Work instructions:
Write out all entries word for word.

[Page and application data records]

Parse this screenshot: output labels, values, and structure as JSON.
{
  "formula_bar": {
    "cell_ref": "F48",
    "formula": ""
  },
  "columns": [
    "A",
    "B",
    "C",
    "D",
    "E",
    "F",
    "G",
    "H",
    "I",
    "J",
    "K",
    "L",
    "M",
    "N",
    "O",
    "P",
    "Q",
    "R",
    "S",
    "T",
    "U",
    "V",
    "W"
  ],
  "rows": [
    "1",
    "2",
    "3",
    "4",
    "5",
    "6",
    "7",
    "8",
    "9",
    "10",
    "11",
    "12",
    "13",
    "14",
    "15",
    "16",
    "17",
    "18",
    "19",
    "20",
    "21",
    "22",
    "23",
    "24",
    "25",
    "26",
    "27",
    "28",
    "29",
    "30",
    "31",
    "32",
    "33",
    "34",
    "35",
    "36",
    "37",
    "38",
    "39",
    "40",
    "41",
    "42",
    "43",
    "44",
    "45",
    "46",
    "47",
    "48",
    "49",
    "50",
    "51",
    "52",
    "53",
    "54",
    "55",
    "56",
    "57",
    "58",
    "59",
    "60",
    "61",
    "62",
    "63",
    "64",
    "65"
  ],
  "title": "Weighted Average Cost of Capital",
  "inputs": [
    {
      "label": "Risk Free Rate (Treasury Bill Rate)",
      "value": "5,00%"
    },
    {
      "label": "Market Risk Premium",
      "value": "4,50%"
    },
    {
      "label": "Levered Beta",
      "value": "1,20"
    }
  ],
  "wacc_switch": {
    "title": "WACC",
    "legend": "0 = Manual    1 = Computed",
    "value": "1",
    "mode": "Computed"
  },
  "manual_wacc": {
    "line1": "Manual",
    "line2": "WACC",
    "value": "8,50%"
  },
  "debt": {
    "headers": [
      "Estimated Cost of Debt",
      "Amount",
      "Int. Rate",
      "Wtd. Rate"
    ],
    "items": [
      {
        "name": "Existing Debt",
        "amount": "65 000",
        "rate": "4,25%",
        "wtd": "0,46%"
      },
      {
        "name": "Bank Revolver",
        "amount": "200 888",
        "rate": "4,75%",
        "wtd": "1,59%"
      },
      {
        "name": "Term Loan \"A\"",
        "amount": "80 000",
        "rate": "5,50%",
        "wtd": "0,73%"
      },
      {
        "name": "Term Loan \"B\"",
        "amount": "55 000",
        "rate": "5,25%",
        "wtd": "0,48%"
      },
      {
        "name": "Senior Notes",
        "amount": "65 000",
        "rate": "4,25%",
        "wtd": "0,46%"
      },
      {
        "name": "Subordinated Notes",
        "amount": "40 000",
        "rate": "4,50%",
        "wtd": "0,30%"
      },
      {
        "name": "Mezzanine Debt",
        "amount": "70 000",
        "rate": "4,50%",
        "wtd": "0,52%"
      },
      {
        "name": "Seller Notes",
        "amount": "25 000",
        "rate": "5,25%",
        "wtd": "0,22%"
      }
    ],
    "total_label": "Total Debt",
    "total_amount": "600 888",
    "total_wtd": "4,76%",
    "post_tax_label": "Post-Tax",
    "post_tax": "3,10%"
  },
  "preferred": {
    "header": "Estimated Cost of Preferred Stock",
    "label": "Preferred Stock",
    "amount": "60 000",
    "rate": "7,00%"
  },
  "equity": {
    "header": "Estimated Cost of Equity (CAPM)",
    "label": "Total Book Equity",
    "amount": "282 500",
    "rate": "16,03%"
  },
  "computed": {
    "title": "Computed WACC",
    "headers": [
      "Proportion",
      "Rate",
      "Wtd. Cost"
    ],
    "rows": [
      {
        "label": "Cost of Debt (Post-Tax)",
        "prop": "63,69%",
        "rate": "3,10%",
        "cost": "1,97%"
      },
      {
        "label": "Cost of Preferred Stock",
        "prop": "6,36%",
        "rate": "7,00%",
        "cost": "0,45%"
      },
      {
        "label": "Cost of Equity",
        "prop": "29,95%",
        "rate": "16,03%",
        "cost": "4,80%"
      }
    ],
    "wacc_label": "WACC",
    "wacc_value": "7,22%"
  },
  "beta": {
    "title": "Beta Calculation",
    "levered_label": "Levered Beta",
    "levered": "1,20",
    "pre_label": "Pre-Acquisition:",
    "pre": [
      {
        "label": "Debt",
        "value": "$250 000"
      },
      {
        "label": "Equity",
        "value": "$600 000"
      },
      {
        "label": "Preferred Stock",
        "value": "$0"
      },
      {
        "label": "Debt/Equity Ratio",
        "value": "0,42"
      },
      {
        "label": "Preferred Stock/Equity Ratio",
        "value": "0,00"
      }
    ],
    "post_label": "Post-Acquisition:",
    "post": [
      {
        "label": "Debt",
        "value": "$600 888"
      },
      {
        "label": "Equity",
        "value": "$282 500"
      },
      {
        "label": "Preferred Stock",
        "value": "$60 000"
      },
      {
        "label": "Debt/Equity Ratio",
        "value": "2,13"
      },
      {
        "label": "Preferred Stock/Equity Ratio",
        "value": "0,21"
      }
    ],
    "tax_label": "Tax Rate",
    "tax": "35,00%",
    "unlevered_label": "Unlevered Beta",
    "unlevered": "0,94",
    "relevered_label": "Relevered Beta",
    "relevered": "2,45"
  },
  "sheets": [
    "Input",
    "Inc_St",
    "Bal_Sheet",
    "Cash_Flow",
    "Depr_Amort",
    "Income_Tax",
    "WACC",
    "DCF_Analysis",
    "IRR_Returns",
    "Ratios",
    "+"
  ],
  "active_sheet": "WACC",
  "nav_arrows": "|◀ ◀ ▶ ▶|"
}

Completed task:
Parse this screenshot: output labels, values, and structure as JSON.
{
  "formula_bar": {
    "cell_ref": "F48",
    "formula": ""
  },
  "columns": [
    "A",
    "B",
    "C",
    "D",
    "E",
    "F",
    "G",
    "H",
    "I",
    "J",
    "K",
    "L",
    "M",
    "N",
    "O",
    "P",
    "Q",
    "R",
    "S",
    "T",
    "U",
    "V",
    "W"
  ],
  "rows": [
    "1",
    "2",
    "3",
    "4",
    "5",
    "6",
    "7",
    "8",
    "9",
    "10",
    "11",
    "12",
    "13",
    "14",
    "15",
    "16",
    "17",
    "18",
    "19",
    "20",
    "21",
    "22",
    "23",
    "24",
    "25",
    "26",
    "27",
    "28",
    "29",
    "30",
    "31",
    "32",
    "33",
    "34",
    "35",
    "36",
    "37",
    "38",
    "39",
    "40",
    "41",
    "42",
    "43",
    "44",
    "45",
    "46",
    "47",
    "48",
    "49",
    "50",
    "51",
    "52",
    "53",
    "54",
    "55",
    "56",
    "57",
    "58",
    "59",
    "60",
    "61",
    "62",
    "63",
    "64",
    "65"
  ],
  "title": "Weighted Average Cost of Capital",
  "inputs": [
    {
      "label": "Risk Free Rate (Treasury Bill Rate)",
      "value": "5,00%"
    },
    {
      "label": "Market Risk Premium",
      "value": "4,50%"
    },
    {
      "label": "Levered Beta",
      "value": "1,20"
    }
  ],
  "wacc_switch": {
    "title": "WACC",
    "legend": "0 = Manual    1 = Computed",
    "value": "1",
    "mode": "Computed"
  },
  "manual_wacc": {
    "line1": "Manual",
    "line2": "WACC",
    "value": "8,50%"
  },
  "debt": {
    "headers": [
      "Estimated Cost of Debt",
      "Amount",
      "Int. Rate",
      "Wtd. Rate"
    ],
    "items": [
      {
        "name": "Existing Debt",
        "amount": "65 000",
        "rate": "4,25%",
        "wtd": "0,46%"
      },
      {
        "name": "Bank Revolver",
        "amount": "200 888",
        "rate": "4,75%",
        "wtd": "1,59%"
      },
      {
        "name": "Term Loan \"A\"",
        "amount": "80 000",
        "rate": "5,50%",
        "wtd": "0,73%"
      },
      {
        "name": "Term Loan \"B\"",
        "amount": "55 000",
        "rate": "5,25%",
        "wtd": "0,48%"
      },
      {
        "name": "Senior Notes",
        "amount": "65 000",
        "rate": "4,25%",
        "wtd": "0,46%"
      },
      {
        "name": "Subordinated Notes",
        "amount": "40 000",
        "rate": "4,50%",
        "wtd": "0,30%"
      },
      {
        "name": "Mezzanine Debt",
        "amount": "70 000",
        "rate": "4,50%",
        "wtd": "0,52%"
      },
      {
        "name": "Seller Notes",
        "amount": "25 000",
        "rate": "5,25%",
        "wtd": "0,22%"
      }
    ],
    "total_label": "Total Debt",
    "total_amount": "600 888",
    "total_wtd": "4,76%",
    "post_tax_label": "Post-Tax",
    "post_tax": "3,10%"
  },
  "preferred": {
    "header": "Estimated Cost of Preferred Stock",
    "label": "Preferred Stock",
    "amount": "60 000",
    "rate": "7,00%"
  },
  "equity": {
    "header": "Estimated Cost of Equity (CAPM)",
    "label": "Total Book Equity",
    "amount": "282 500",
    "rate": "16,03%"
  },
  "computed": {
    "title": "Computed WACC",
    "headers": [
      "Proportion",
      "Rate",
      "Wtd. Cost"
    ],
    "rows": [
      {
        "label": "Cost of Debt (Post-Tax)",
        "prop": "63,69%",
        "rate": "3,10%",
        "cost": "1,97%"
      },
      {
        "label": "Cost of Preferred Stock",
        "prop": "6,36%",
        "rate": "7,00%",
        "cost": "0,45%"
      },
      {
        "label": "Cost of Equity",
        "prop": "29,95%",
        "rate": "16,03%",
        "cost": "4,80%"
      }
    ],
    "wacc_label": "WACC",
    "wacc_value": "7,22%"
  },
  "beta": {
    "title": "Beta Calculation",
    "levered_label": "Levered Beta",
    "levered": "1,20",
    "pre_label": "Pre-Acquisition:",
    "pre": [
      {
        "label": "Debt",
        "value": "$250 000"
      },
      {
        "label": "Equity",
        "value": "$600 000"
      },
      {
        "label": "Preferred Stock",
        "value": "$0"
      },
      {
        "label": "Debt/Equity Ratio",
        "value": "0,42"
      },
      {
        "label": "Preferred Stock/Equity Ratio",
        "value": "0,00"
      }
    ],
    "post_label": "Post-Acquisition:",
    "post": [
      {
        "label": "Debt",
        "value": "$600 888"
      },
      {
        "label": "Equity",
        "value": "$282 500"
      },
      {
        "label": "Preferred Stock",
        "value": "$60 000"
      },
      {
        "label": "Debt/Equity Ratio",
        "value": "2,13"
      },
      {
        "label": "Preferred Stock/Equity Ratio",
        "value": "0,21"
      }
    ],
    "tax_label": "Tax Rate",
    "tax": "35,00%",
    "unlevered_label": "Unlevered Beta",
    "unlevered": "0,94",
    "relevered_label": "Relevered Beta",
    "relevered": "2,45"
  },
  "sheets": [
    "Input",
    "Inc_St",
    "Bal_Sheet",
    "Cash_Flow",
    "Depr_Amort",
    "Income_Tax",
    "WACC",
    "DCF_Analysis",
    "IRR_Returns",
    "Ratios",
    "+"
  ],
  "active_sheet": "WACC",
  "nav_arrows": "|◀ ◀ ▶ ▶|"
}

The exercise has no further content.